• **About this exercise**
In the data below, locate each line with the word "structured" and list it.

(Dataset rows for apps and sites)
--- START ---
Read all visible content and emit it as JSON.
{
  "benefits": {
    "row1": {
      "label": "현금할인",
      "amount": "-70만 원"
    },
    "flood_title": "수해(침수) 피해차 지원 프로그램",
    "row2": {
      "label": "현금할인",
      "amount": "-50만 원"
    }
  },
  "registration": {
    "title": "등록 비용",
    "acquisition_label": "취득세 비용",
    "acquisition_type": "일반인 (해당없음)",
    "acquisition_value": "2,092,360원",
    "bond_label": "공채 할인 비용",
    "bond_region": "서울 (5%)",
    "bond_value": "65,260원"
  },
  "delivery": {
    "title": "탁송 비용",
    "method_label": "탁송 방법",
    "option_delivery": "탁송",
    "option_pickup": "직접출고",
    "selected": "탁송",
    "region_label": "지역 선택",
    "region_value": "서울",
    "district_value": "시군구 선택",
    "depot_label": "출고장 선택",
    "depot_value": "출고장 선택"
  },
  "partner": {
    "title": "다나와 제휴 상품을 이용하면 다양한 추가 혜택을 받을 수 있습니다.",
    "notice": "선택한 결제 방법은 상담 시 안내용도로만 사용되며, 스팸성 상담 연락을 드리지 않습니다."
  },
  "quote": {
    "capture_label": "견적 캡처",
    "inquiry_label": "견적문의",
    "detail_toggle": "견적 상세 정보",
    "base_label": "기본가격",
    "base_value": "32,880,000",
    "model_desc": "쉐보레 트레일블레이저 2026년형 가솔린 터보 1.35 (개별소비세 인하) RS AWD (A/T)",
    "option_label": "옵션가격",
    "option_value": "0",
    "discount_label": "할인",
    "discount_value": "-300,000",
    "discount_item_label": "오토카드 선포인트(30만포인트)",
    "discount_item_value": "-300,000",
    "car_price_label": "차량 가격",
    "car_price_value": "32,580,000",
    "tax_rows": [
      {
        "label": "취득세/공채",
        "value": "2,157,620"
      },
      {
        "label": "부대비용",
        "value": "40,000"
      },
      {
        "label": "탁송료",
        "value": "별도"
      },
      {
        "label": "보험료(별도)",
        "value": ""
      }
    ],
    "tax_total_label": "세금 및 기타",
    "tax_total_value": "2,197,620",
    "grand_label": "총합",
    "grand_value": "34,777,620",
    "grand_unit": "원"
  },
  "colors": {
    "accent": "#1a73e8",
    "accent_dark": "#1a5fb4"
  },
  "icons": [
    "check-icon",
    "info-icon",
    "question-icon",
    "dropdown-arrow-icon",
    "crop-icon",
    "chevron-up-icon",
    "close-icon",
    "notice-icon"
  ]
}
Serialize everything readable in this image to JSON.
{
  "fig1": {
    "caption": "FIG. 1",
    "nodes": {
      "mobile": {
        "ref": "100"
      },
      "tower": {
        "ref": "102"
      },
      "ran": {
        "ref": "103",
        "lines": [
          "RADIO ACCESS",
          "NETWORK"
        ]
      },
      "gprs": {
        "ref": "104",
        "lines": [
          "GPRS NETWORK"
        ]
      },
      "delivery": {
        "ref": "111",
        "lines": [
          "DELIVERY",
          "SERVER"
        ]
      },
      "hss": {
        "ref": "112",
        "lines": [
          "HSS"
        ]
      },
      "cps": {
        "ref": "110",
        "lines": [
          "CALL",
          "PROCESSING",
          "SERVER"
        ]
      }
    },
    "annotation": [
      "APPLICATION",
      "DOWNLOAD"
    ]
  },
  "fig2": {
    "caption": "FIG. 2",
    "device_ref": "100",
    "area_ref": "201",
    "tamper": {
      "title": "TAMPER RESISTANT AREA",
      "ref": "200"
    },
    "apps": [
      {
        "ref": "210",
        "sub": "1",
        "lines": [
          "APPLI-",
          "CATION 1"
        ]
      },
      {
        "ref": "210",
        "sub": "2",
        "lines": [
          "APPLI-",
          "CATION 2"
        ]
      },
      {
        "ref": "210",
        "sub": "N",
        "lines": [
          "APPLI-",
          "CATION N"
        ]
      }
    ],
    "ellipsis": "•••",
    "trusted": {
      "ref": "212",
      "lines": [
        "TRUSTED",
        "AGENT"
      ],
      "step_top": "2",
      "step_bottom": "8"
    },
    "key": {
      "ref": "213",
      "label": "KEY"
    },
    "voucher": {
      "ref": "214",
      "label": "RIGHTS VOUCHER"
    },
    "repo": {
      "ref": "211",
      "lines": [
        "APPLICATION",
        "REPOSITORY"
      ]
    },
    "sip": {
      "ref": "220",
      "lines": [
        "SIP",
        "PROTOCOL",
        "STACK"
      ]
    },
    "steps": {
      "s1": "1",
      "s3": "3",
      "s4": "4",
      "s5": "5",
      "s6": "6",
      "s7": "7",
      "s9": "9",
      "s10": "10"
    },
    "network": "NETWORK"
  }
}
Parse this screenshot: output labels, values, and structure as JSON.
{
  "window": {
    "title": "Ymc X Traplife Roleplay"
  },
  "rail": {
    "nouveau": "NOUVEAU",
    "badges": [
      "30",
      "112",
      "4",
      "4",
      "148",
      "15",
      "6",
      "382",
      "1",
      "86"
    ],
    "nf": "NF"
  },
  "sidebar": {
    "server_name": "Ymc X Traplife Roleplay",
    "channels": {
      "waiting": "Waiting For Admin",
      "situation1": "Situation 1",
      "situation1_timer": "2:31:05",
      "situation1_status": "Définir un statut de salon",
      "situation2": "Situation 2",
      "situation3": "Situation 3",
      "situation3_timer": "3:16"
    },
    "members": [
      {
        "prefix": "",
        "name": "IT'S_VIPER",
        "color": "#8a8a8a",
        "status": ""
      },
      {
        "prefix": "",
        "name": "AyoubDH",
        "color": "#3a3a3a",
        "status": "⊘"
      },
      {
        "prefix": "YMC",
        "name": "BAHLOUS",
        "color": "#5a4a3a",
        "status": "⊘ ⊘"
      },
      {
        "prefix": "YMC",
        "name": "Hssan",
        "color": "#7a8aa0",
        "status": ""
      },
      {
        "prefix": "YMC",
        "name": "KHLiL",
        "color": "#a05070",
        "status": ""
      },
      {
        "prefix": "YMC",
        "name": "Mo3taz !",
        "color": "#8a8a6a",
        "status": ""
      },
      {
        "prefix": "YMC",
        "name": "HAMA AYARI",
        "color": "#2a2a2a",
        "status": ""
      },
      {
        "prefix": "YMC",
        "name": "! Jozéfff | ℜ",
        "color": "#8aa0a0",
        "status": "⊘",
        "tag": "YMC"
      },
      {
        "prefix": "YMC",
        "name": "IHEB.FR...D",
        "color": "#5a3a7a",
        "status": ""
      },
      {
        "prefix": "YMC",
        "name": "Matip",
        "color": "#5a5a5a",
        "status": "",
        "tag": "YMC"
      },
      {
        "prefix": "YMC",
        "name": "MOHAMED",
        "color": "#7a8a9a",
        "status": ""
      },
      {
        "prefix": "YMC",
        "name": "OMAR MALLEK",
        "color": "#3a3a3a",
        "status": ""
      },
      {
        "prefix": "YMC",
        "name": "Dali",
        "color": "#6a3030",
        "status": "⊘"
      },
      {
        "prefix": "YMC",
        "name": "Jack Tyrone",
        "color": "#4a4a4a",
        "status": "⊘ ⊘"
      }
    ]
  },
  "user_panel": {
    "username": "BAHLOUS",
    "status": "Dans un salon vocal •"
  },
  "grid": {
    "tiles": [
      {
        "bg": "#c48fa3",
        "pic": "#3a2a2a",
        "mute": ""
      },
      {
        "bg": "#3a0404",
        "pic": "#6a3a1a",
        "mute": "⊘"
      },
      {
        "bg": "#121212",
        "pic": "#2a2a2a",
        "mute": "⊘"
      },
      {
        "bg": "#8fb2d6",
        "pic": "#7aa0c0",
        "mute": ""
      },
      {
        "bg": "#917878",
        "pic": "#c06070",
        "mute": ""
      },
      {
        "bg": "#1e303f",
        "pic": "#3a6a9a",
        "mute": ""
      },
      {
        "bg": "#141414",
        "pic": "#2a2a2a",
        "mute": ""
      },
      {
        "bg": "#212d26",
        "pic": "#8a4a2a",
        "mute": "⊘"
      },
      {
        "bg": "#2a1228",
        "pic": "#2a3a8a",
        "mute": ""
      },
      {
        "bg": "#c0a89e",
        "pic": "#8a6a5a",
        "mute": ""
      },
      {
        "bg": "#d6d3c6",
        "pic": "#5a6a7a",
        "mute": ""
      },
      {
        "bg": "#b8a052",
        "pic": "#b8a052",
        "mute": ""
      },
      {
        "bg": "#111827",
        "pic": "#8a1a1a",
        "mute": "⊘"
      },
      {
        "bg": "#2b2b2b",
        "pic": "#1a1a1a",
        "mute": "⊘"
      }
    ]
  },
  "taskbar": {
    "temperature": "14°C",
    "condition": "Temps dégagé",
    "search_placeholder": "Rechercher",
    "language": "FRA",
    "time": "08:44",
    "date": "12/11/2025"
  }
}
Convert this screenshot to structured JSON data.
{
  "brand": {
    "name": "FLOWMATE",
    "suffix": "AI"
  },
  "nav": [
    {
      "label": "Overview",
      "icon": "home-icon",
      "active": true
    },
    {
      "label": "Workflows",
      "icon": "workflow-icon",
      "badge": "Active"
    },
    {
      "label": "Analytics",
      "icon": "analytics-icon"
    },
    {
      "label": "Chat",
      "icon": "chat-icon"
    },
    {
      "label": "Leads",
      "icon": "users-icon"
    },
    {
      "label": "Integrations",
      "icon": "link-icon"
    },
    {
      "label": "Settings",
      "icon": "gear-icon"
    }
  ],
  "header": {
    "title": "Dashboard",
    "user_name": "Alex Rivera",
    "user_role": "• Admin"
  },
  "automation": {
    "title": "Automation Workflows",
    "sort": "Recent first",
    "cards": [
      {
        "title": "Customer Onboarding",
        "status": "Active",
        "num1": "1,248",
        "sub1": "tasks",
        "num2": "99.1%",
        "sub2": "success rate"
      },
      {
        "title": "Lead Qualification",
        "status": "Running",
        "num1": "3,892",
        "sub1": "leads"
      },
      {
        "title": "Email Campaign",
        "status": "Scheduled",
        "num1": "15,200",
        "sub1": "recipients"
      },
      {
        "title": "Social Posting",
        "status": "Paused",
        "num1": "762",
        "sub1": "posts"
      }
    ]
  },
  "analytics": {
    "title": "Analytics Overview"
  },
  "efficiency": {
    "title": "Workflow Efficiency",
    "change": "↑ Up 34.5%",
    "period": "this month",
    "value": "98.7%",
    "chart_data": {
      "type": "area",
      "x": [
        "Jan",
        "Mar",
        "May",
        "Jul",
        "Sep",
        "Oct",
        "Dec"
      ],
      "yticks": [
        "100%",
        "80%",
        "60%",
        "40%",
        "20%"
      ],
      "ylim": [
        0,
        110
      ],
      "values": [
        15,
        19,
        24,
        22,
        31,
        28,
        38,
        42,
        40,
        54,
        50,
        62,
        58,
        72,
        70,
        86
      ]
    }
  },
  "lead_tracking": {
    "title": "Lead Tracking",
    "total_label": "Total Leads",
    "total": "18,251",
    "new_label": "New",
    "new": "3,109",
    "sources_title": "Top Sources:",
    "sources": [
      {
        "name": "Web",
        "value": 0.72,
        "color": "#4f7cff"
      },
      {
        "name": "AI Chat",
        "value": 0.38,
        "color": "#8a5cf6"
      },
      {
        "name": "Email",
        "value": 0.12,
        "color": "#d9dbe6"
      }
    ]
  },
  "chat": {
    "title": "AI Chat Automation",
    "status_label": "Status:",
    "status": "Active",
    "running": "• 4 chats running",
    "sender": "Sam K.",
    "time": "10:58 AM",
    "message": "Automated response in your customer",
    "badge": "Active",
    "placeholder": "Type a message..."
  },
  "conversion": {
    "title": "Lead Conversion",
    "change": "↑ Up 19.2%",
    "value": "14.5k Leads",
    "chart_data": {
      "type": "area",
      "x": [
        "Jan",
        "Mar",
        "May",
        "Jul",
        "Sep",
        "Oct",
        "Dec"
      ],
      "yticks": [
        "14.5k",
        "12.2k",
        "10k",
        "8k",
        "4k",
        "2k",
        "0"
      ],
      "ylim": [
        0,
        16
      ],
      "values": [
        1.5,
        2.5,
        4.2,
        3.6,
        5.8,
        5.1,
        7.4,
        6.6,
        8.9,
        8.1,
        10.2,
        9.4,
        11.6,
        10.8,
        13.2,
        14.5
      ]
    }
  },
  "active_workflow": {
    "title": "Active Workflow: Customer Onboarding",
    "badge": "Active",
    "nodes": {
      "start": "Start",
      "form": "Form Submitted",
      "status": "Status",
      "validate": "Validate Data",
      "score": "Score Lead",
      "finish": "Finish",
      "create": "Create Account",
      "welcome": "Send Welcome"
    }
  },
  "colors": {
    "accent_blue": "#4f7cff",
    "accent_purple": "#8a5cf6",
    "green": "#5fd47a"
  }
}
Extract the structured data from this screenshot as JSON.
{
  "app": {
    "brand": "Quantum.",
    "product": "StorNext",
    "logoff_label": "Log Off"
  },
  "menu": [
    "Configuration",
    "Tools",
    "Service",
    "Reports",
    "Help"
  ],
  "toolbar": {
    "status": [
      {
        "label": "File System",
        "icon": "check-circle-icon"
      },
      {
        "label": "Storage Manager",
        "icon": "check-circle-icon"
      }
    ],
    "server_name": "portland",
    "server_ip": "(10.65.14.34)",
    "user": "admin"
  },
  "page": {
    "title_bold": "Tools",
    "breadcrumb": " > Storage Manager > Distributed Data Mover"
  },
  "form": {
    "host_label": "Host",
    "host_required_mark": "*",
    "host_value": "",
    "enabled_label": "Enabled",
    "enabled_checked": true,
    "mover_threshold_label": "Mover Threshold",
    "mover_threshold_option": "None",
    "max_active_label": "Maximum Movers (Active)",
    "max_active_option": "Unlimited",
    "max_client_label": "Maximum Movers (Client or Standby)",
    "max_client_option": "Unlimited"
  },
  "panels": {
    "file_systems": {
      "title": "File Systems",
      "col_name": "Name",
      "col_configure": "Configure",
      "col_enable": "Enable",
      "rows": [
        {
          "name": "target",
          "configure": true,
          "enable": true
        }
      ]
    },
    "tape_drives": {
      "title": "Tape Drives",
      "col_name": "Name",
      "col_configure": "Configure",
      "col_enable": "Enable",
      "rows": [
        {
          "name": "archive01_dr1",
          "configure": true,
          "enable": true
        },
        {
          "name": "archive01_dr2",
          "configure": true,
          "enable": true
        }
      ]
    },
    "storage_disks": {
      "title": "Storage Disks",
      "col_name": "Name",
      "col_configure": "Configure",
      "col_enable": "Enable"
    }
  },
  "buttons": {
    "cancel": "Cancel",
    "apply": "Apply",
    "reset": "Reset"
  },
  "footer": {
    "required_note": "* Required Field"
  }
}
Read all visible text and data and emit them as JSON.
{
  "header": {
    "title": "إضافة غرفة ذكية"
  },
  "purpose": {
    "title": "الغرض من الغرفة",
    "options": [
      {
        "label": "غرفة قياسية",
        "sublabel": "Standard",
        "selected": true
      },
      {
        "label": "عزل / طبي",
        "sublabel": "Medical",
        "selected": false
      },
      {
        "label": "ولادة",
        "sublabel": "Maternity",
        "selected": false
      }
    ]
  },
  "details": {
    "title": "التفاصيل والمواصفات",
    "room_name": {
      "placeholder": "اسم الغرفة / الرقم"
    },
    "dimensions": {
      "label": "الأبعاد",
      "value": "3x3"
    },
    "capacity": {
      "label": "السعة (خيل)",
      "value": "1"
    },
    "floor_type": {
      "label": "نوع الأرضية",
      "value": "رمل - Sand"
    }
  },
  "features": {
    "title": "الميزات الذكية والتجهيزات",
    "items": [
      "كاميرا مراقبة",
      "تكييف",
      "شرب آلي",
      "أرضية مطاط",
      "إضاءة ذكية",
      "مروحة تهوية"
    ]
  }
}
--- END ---
• **Written answer**
Convert this screenshot to structured JSON data.
Extract the structured data from this screenshot as JSON.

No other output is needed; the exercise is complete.